Interesting study about what’s happens to rates of gambling and problem gambling when a new casino opens. Jacques and Lanouceur of Laval University in Quebec looked at the rates of gambling and problem gambling in a small town of 800 in Quebec which opened a casino, compared to another small town without a casino.
Not surprisingly, there was a significant increase in gambling the year the casino opened. However, gambling dropped off by the 2 year mark, and 4 years afterwards, it was back to baseline. So people are attracted to the novelty of a casino, but lose interest as time goes by.
However, when they looked at rates of problem gambling, there was no difference between the 2 towns. They’re not sure why, other than to say that the connection between the availability of gambling and the rates of problem gambling may be more complex than we’ve thought. So GA – Gamblers Anonymous – won’t need more chairs or coffee quite yet.
Anyone have a hypothesis about why, contrary to what we’d expect, problem gambling didn’t increase??

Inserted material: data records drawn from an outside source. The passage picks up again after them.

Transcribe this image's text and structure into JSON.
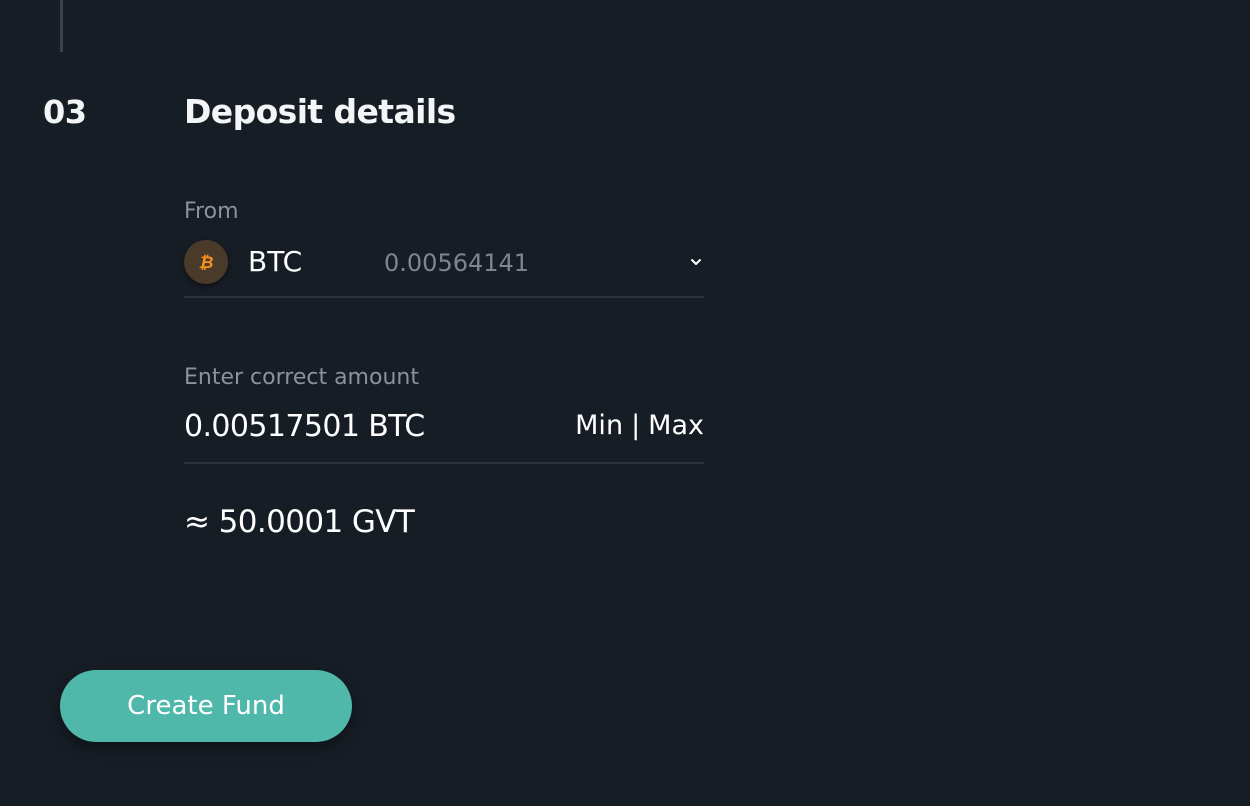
{
  "step": {
    "number": "03",
    "title": "Deposit details"
  },
  "from": {
    "label": "From",
    "currency": "BTC",
    "balance": "0.00564141",
    "coin_icon": "bitcoin-icon",
    "dropdown_icon": "chevron-down-icon"
  },
  "amount": {
    "label": "Enter correct amount",
    "value": "0.00517501 BTC",
    "min_label": "Min",
    "separator": "|",
    "max_label": "Max"
  },
  "conversion": {
    "text": "≈ 50.0001 GVT"
  },
  "actions": {
    "create_label": "Create Fund"
  },
  "colors": {
    "background": "#171d25",
    "accent": "#4fb8aa",
    "bitcoin": "#f7931a"
  }
}
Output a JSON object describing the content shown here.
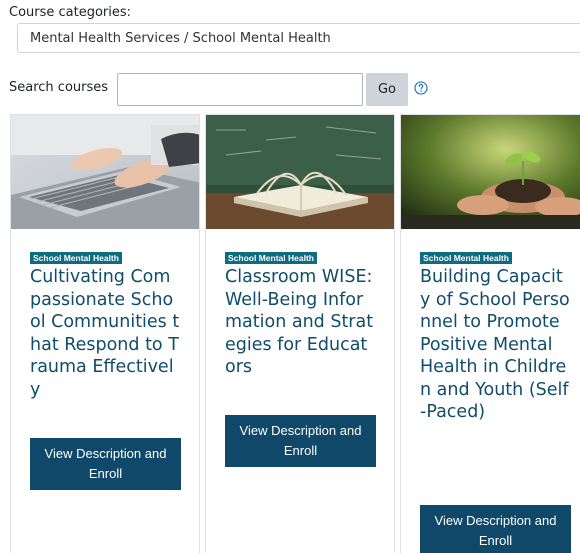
{
  "filter": {
    "category_label": "Course categories:",
    "category_selected": "Mental Health Services / School Mental Health"
  },
  "search": {
    "label": "Search courses",
    "value": "",
    "go_label": "Go",
    "help_icon": "question-circle-icon"
  },
  "colors": {
    "badge": "#0f6b80",
    "title": "#0f4d6b",
    "button": "#0f4869"
  },
  "courses": [
    {
      "image": "laptop-typing-photo",
      "badge": "School Mental Health",
      "title": "Cultivating Compassionate School Communities that Respond to Trauma Effectively",
      "button": "View Description and Enroll"
    },
    {
      "image": "open-book-chalkboard-photo",
      "badge": "School Mental Health",
      "title": "Classroom WISE: Well-Being Information and Strategies for Educators",
      "button": "View Description and Enroll"
    },
    {
      "image": "hands-holding-seedling-photo",
      "badge": "School Mental Health",
      "title": "Building Capacity of School Personnel to Promote Positive Mental Health in Children and Youth (Self-Paced)",
      "button": "View Description and Enroll"
    }
  ]
}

(The complete study is published in the Canadian Journal of Psychiatry, Oct 2006.)